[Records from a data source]
↓

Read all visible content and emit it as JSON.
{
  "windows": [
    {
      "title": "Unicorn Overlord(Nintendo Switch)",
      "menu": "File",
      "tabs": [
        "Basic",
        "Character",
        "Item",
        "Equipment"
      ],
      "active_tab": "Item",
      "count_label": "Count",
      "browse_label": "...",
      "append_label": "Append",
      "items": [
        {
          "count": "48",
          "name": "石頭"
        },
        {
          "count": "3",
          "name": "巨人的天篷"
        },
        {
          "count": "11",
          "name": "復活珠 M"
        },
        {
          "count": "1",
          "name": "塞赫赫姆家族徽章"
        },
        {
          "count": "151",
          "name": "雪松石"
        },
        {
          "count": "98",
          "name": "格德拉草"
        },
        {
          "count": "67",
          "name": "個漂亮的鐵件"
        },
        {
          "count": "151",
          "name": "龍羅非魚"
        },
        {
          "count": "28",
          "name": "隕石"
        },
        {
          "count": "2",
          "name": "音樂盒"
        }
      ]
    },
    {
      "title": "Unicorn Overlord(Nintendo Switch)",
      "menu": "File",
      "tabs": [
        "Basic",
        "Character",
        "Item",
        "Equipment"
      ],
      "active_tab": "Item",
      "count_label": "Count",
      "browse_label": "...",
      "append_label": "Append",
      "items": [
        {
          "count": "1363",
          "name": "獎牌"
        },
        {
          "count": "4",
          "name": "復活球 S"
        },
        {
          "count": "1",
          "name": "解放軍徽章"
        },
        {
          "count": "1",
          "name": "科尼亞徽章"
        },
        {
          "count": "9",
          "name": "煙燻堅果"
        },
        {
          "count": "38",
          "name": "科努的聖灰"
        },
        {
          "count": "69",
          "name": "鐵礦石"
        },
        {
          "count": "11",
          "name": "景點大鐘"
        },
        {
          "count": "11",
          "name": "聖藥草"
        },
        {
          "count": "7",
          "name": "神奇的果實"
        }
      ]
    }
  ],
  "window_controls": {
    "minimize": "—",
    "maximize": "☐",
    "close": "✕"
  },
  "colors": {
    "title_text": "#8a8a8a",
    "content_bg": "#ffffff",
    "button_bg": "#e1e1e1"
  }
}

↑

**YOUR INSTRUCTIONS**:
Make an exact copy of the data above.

**ANSWER FOR THIS EXERCISE**:
Read all visible content and emit it as JSON.
{
  "windows": [
    {
      "title": "Unicorn Overlord(Nintendo Switch)",
      "menu": "File",
      "tabs": [
        "Basic",
        "Character",
        "Item",
        "Equipment"
      ],
      "active_tab": "Item",
      "count_label": "Count",
      "browse_label": "...",
      "append_label": "Append",
      "items": [
        {
          "count": "48",
          "name": "石頭"
        },
        {
          "count": "3",
          "name": "巨人的天篷"
        },
        {
          "count": "11",
          "name": "復活珠 M"
        },
        {
          "count": "1",
          "name": "塞赫赫姆家族徽章"
        },
        {
          "count": "151",
          "name": "雪松石"
        },
        {
          "count": "98",
          "name": "格德拉草"
        },
        {
          "count": "67",
          "name": "個漂亮的鐵件"
        },
        {
          "count": "151",
          "name": "龍羅非魚"
        },
        {
          "count": "28",
          "name": "隕石"
        },
        {
          "count": "2",
          "name": "音樂盒"
        }
      ]
    },
    {
      "title": "Unicorn Overlord(Nintendo Switch)",
      "menu": "File",
      "tabs": [
        "Basic",
        "Character",
        "Item",
        "Equipment"
      ],
      "active_tab": "Item",
      "count_label": "Count",
      "browse_label": "...",
      "append_label": "Append",
      "items": [
        {
          "count": "1363",
          "name": "獎牌"
        },
        {
          "count": "4",
          "name": "復活球 S"
        },
        {
          "count": "1",
          "name": "解放軍徽章"
        },
        {
          "count": "1",
          "name": "科尼亞徽章"
        },
        {
          "count": "9",
          "name": "煙燻堅果"
        },
        {
          "count": "38",
          "name": "科努的聖灰"
        },
        {
          "count": "69",
          "name": "鐵礦石"
        },
        {
          "count": "11",
          "name": "景點大鐘"
        },
        {
          "count": "11",
          "name": "聖藥草"
        },
        {
          "count": "7",
          "name": "神奇的果實"
        }
      ]
    }
  ],
  "window_controls": {
    "minimize": "—",
    "maximize": "☐",
    "close": "✕"
  },
  "colors": {
    "title_text": "#8a8a8a",
    "content_bg": "#ffffff",
    "button_bg": "#e1e1e1"
  }
}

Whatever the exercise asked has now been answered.